To download a free issue of the Wild Edible Notebook and stay abreast of future developments, join the email list by filling out your info at the very bottom of the page.

Tale of a Golden Foraging Opportunity

golden colorado hillside 254x350 Tale of a Golden Foraging Opportunity

Forager on a Golden hillside. Photo by Gregg Davis.

On our way home from Denver last Friday, Gregg and I made a detour up Golden Gate Canyon Road to check out a 93-acre ranch that Marilyn, who I met when she commented on a post, invited us to forage. (Actually, truth be told, I invited myself and she was generous enough to accept.) The canyon is breathtaking and so was her land, 93 acres of very steep hillside accessed by a potentially gnarly dirt road and then slowly through the cattle gate to where her family’s oasis is nestled.

She gave us a quick tour of the property, pointing out all the wild edible plants (even though I though that was my job), and then directed us up the hill. “Make a good hike of it,” she said, sending us on our way. 

Well, a “good hike” it certainly was—straight up, up, up, between the rocks, through the scrub, baking in the hot sun—and this after just completing three hours of skate camp in Highlands Ranch, also in the hot sun. So, for the first half of the hike (read: the up part), I was sweating profusely and frustrated with myself for my lack of excitement about the adventure, as I’d looked forward to it the entire week prior. It was all I could do to collect a few edibles while Gregg took photos. “We’ll come back when we’re less tired,” I said, trying to justify my attitude.  

But then, near the top of the hill in a ditch right before the well, something wonderful happened that snapped me right out of it: Gregg stuck his hand right into a patch of stinging nettles!  Read the rest of this entry

And Then We Gorged Ourselves on Goosefoot

lambs quarters 300x225 And Then We Gorged Ourselves on Goosefoot

Lambs quarters, aka goosefoot, coming up under the rose bush in Steve's back yard.

Goosefoot, aka lamb’s quarters, wild spinach, and pigweed, is said to be one of the most popular among wild edible plants, particularly when it comes to the uninitiate. 

As “Wildman” Steve Brill and Evelyn Dean put it: “If you begin learning wild foods with only a few plants…this widely distributed, easy-to-identify, tasty, nutritious, long-in-season plant should be one of the first on your list.”   

I don’t always tend to do things in the right order, so as it turns out, goosefoot ended up being more like #50 on my list. But boy, what a #50 it was! 

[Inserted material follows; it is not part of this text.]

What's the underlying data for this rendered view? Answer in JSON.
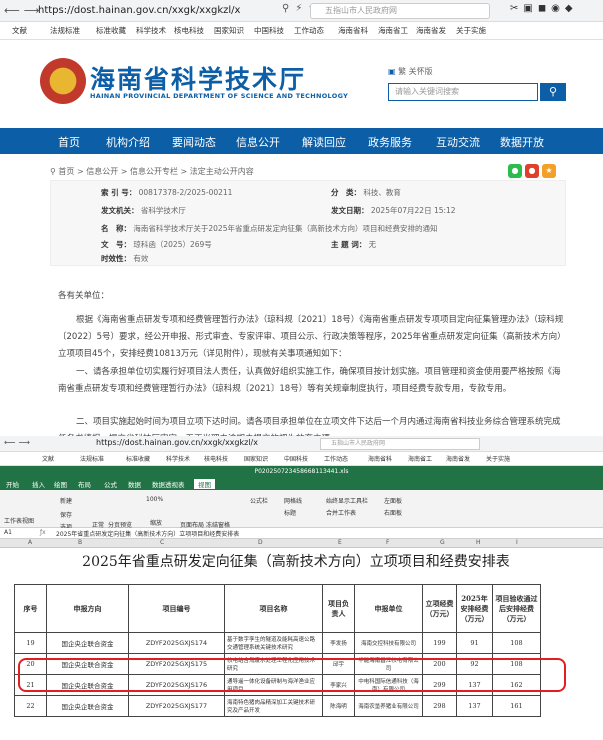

The opportunity to try it for the first time came about last week when Gregg and I visited his brother-in-law in Fort Collins, Colorado for an early birthday celebration. Steve was out back mowing the lawn for a much-hoped-for badminton tournament when we arrived. I quickly surveyed the small, fenced-in enclosure to find, much to my pleasant surprise, hundreds of lamb’s quarter plants in various stages of growth. “I thought they were pretty so I didn’t weed them out,” commented Steve, who is charged with the lawn care. Now that’s a good man!  Read the rest of this entry